** DATA PROVIDED follows **

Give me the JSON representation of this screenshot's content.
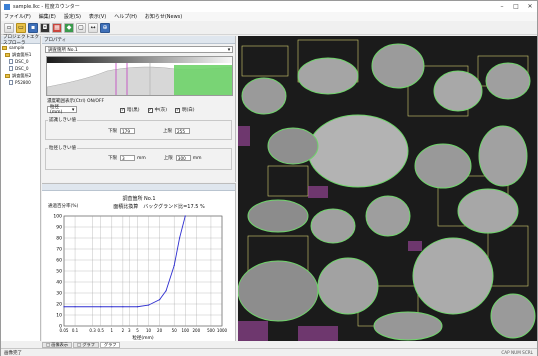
{
  "window": {
    "title": "sample.lkc - 粒度カウンター"
  },
  "menu": [
    "ファイル(F)",
    "編集(E)",
    "設定(S)",
    "表示(V)",
    "ヘルプ(H)",
    "お知らせ(News)"
  ],
  "tree": {
    "header": "プロジェクトエクスプローラ",
    "items": [
      "sample",
      "調査箇所1",
      "DSC_0",
      "DSC_0",
      "調査箇所2",
      "P52800"
    ]
  },
  "settings": {
    "header": "プロパティ",
    "location_label": "調査箇所 No.1",
    "range_label": "濃度範囲表示(Ctrl) ON/OFF",
    "mode_value": "粒径(mm)",
    "checks": [
      "暗(黒)",
      "中(灰)",
      "明(白)"
    ],
    "lower_group": "認識しきい値",
    "lower_min_label": "下限",
    "lower_min_value": "179",
    "lower_max_label": "上限",
    "lower_max_value": "255",
    "size_group": "粒径しきい値",
    "size_min_label": "下限",
    "size_min_value": "3",
    "size_min_unit": "mm",
    "size_max_label": "上限",
    "size_max_value": "300",
    "size_max_unit": "mm"
  },
  "graph": {
    "title": "調査箇所 No.1",
    "subtitle": "面積比換算　バックグランド比=17.5 %",
    "ylabel": "通過百分率(%)"
  },
  "chart_data": {
    "type": "line",
    "title": "調査箇所 No.1",
    "subtitle": "面積比換算　バックグランド比=17.5 %",
    "xlabel": "粒径(mm)",
    "ylabel": "通過百分率(%)",
    "x_scale": "log",
    "x_tick_labels": [
      "0.05",
      "0.1",
      "0.3",
      "0.5",
      "1",
      "2",
      "3",
      "5",
      "10",
      "20",
      "50",
      "100",
      "200",
      "500",
      "1000"
    ],
    "y_ticks": [
      0,
      10,
      20,
      30,
      40,
      50,
      60,
      70,
      80,
      90,
      100
    ],
    "ylim": [
      0,
      100
    ],
    "grid": true,
    "series": [
      {
        "x": [
          0.05,
          0.1,
          0.5,
          1,
          2,
          5,
          10,
          20,
          30,
          50,
          70,
          100
        ],
        "y": [
          17.5,
          17.5,
          17.5,
          17.5,
          17.5,
          17.5,
          19,
          24,
          32,
          55,
          80,
          100
        ],
        "color": "#2f2fd0"
      }
    ]
  },
  "bottom_tabs": [
    "□ 画像表示",
    "□ グラフ",
    "グラフ"
  ],
  "status": {
    "left": "画像完了",
    "right": "CAP NUM SCRL"
  },
  "toolbar": {
    "icons": [
      "new-file-icon",
      "open-folder-icon",
      "save-icon",
      "camera-icon",
      "grid-icon",
      "color-icon",
      "select-icon",
      "arrow-icon",
      "zoom-icon"
    ]
  },
  "colors": {
    "accent": "#3e6fb8",
    "curve": "#2f2fd0",
    "highlight": "#6fd46a",
    "outline": "#e6e27a"
  }
}
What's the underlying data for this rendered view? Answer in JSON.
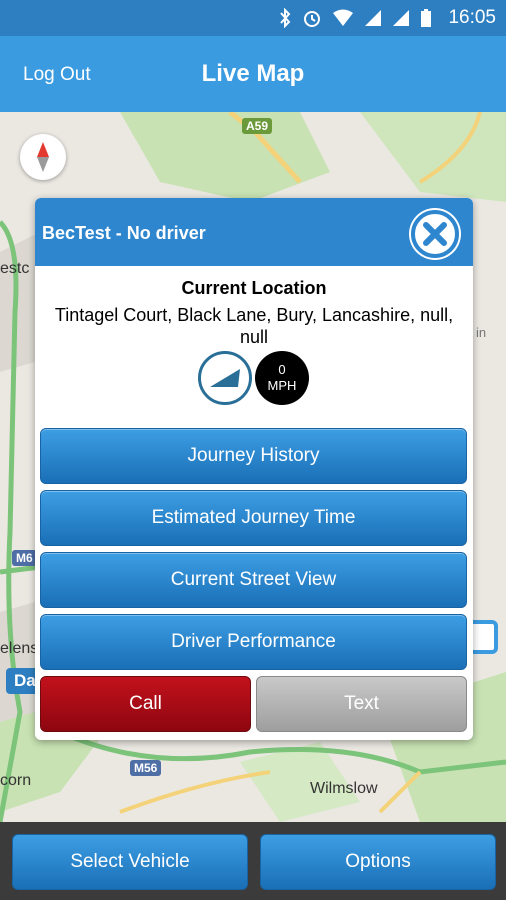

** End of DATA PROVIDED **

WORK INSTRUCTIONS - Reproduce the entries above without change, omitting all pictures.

TASK ANSWER -
Give me the JSON representation of this screenshot's content.
{
  "window": {
    "title": "sample.lkc - 粒度カウンター"
  },
  "menu": [
    "ファイル(F)",
    "編集(E)",
    "設定(S)",
    "表示(V)",
    "ヘルプ(H)",
    "お知らせ(News)"
  ],
  "tree": {
    "header": "プロジェクトエクスプローラ",
    "items": [
      "sample",
      "調査箇所1",
      "DSC_0",
      "DSC_0",
      "調査箇所2",
      "P52800"
    ]
  },
  "settings": {
    "header": "プロパティ",
    "location_label": "調査箇所 No.1",
    "range_label": "濃度範囲表示(Ctrl) ON/OFF",
    "mode_value": "粒径(mm)",
    "checks": [
      "暗(黒)",
      "中(灰)",
      "明(白)"
    ],
    "lower_group": "認識しきい値",
    "lower_min_label": "下限",
    "lower_min_value": "179",
    "lower_max_label": "上限",
    "lower_max_value": "255",
    "size_group": "粒径しきい値",
    "size_min_label": "下限",
    "size_min_value": "3",
    "size_min_unit": "mm",
    "size_max_label": "上限",
    "size_max_value": "300",
    "size_max_unit": "mm"
  },
  "graph": {
    "title": "調査箇所 No.1",
    "subtitle": "面積比換算　バックグランド比=17.5 %",
    "ylabel": "通過百分率(%)"
  },
  "chart_data": {
    "type": "line",
    "title": "調査箇所 No.1",
    "subtitle": "面積比換算　バックグランド比=17.5 %",
    "xlabel": "粒径(mm)",
    "ylabel": "通過百分率(%)",
    "x_scale": "log",
    "x_tick_labels": [
      "0.05",
      "0.1",
      "0.3",
      "0.5",
      "1",
      "2",
      "3",
      "5",
      "10",
      "20",
      "50",
      "100",
      "200",
      "500",
      "1000"
    ],
    "y_ticks": [
      0,
      10,
      20,
      30,
      40,
      50,
      60,
      70,
      80,
      90,
      100
    ],
    "ylim": [
      0,
      100
    ],
    "grid": true,
    "series": [
      {
        "x": [
          0.05,
          0.1,
          0.5,
          1,
          2,
          5,
          10,
          20,
          30,
          50,
          70,
          100
        ],
        "y": [
          17.5,
          17.5,
          17.5,
          17.5,
          17.5,
          17.5,
          19,
          24,
          32,
          55,
          80,
          100
        ],
        "color": "#2f2fd0"
      }
    ]
  },
  "bottom_tabs": [
    "□ 画像表示",
    "□ グラフ",
    "グラフ"
  ],
  "status": {
    "left": "画像完了",
    "right": "CAP NUM SCRL"
  },
  "toolbar": {
    "icons": [
      "new-file-icon",
      "open-folder-icon",
      "save-icon",
      "camera-icon",
      "grid-icon",
      "color-icon",
      "select-icon",
      "arrow-icon",
      "zoom-icon"
    ]
  },
  "colors": {
    "accent": "#3e6fb8",
    "curve": "#2f2fd0",
    "highlight": "#6fd46a",
    "outline": "#e6e27a"
  }
}
What's the underlying data for this rendered view? Answer in JSON.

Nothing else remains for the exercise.